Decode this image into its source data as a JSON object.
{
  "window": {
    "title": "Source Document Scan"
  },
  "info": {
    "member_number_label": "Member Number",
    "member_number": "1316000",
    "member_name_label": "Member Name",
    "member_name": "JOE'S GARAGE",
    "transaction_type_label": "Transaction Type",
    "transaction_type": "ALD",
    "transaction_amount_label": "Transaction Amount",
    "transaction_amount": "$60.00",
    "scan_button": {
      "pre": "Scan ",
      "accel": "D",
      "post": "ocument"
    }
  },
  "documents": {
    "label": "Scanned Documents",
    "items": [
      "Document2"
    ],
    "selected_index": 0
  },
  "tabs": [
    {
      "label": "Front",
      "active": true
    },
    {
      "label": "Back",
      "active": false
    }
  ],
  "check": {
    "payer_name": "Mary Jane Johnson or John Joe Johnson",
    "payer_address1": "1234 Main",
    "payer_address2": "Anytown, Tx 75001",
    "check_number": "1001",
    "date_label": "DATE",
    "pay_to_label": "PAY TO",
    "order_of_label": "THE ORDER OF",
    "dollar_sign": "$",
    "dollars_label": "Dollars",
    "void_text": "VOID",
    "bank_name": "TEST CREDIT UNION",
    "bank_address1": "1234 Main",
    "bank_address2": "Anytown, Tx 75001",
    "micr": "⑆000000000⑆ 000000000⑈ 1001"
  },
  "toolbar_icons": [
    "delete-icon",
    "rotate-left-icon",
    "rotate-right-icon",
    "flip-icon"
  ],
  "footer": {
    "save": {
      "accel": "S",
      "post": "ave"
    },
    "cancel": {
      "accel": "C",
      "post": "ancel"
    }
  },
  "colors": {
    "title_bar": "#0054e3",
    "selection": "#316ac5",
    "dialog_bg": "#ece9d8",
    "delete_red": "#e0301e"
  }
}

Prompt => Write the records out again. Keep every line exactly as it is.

Final answer =>
Decode this image into its source data as a JSON object.
{
  "window": {
    "title": "Source Document Scan"
  },
  "info": {
    "member_number_label": "Member Number",
    "member_number": "1316000",
    "member_name_label": "Member Name",
    "member_name": "JOE'S GARAGE",
    "transaction_type_label": "Transaction Type",
    "transaction_type": "ALD",
    "transaction_amount_label": "Transaction Amount",
    "transaction_amount": "$60.00",
    "scan_button": {
      "pre": "Scan ",
      "accel": "D",
      "post": "ocument"
    }
  },
  "documents": {
    "label": "Scanned Documents",
    "items": [
      "Document2"
    ],
    "selected_index": 0
  },
  "tabs": [
    {
      "label": "Front",
      "active": true
    },
    {
      "label": "Back",
      "active": false
    }
  ],
  "check": {
    "payer_name": "Mary Jane Johnson or John Joe Johnson",
    "payer_address1": "1234 Main",
    "payer_address2": "Anytown, Tx 75001",
    "check_number": "1001",
    "date_label": "DATE",
    "pay_to_label": "PAY TO",
    "order_of_label": "THE ORDER OF",
    "dollar_sign": "$",
    "dollars_label": "Dollars",
    "void_text": "VOID",
    "bank_name": "TEST CREDIT UNION",
    "bank_address1": "1234 Main",
    "bank_address2": "Anytown, Tx 75001",
    "micr": "⑆000000000⑆ 000000000⑈ 1001"
  },
  "toolbar_icons": [
    "delete-icon",
    "rotate-left-icon",
    "rotate-right-icon",
    "flip-icon"
  ],
  "footer": {
    "save": {
      "accel": "S",
      "post": "ave"
    },
    "cancel": {
      "accel": "C",
      "post": "ancel"
    }
  },
  "colors": {
    "title_bar": "#0054e3",
    "selection": "#316ac5",
    "dialog_bg": "#ece9d8",
    "delete_red": "#e0301e"
  }
}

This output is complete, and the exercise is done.